In Cairo, at least, it appears that the army refrained from directly attacking the demonstrators, and there were reports of clashes between the army and the police. The regime, no doubt at the urging of Washington, is seeking to encourage illusions that the army is either neutral or the protector of the people in the hope that the immediate threat of revolution can be contained and better conditions created for violently crushing the uprising.

At about midnight Egyptian time, with many thousands continuing to protest in the capital and elsewhere, Mubarak finally took to the airwaves to address the nation. He arrogantly declared that he would enforce security, made hollow promises to address the people’s economic and political grievances, and announced that he was sacking the current government and would appoint a new one. The bottom line was his rejection of demands that he resign.

This only further enraged the protesters, whose numbers swelled following Mubarak’s address.

Some 60 minutes later, President Barack Obama made a brief televised statement essentially backing Mubarak, while hypocritically claiming US support for human rights and urging the Egyptian government to refrain from violence against the protests. Obama spoke of the United States’ “partnership” with the “government and people” of Egypt, ignoring the government’s record of bloody repression, culminating in the mass violence on Friday, and the deep-seated desire of the people to finally rid itself of such a “partner.”

Obama declared US support for human rights in Egypt the same day that WikiLeaks released State Department cables documenting US knowledge of and complicity in the regime’s use of torture and assassination against political opponents.

The intervention of the army in Egypt represents a turning point in the upsurge of the working masses in a series of Arab countries, including Tunisia, Algeria, Yemen and Jordan. For the first time in recent history, an Arab regime has mobilized its military forces on a large scale to intervene against political protests.

There can be no doubt that the intervention of the Egyptian army was discussed and approved by Washington. At a press conference on Friday, White House press spokesman Robert Gibbs confirmed that the Pentagon was in constant touch with the Egyptian military high command.

Anti-government protests also took place Friday in Jordan. An estimated 1,500 protesters amassed in downtown Amman and hundreds of others marched in other cities, according to reports. Syria is also reported to have suspended Internet services Friday in order to prevent the spread of information of the uprising in Egypt.

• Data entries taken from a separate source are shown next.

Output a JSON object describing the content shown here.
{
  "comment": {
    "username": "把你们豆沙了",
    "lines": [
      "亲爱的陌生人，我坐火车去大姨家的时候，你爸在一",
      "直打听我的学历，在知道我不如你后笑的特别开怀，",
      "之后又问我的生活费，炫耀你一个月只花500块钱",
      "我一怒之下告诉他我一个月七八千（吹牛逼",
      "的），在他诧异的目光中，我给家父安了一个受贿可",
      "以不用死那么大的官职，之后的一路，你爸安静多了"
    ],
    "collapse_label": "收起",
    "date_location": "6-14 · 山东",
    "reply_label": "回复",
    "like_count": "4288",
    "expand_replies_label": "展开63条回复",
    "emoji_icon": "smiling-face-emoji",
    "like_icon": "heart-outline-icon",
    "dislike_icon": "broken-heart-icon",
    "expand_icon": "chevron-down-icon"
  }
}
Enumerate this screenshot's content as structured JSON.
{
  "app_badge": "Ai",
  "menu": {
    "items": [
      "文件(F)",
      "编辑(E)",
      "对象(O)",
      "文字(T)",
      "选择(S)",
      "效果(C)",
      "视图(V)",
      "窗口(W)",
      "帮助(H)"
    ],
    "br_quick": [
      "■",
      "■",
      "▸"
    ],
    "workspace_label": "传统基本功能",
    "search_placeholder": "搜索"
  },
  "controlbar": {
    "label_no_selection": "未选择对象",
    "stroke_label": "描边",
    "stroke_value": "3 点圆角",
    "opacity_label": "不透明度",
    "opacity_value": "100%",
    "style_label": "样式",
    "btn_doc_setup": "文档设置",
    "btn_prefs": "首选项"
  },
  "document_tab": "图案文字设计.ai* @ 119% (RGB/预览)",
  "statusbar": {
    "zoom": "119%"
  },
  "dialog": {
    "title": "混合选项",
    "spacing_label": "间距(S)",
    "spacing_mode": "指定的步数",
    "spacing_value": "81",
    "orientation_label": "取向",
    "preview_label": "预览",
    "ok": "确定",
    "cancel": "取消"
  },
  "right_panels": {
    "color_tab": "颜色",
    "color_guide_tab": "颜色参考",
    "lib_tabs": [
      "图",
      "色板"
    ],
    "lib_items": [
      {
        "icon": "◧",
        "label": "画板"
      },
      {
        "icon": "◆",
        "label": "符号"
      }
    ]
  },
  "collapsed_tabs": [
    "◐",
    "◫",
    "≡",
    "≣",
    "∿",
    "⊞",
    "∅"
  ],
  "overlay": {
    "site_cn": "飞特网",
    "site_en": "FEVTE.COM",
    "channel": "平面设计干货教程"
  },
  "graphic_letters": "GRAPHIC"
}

Demonstrators in Egypt vowed to take to the streets once again on Saturday.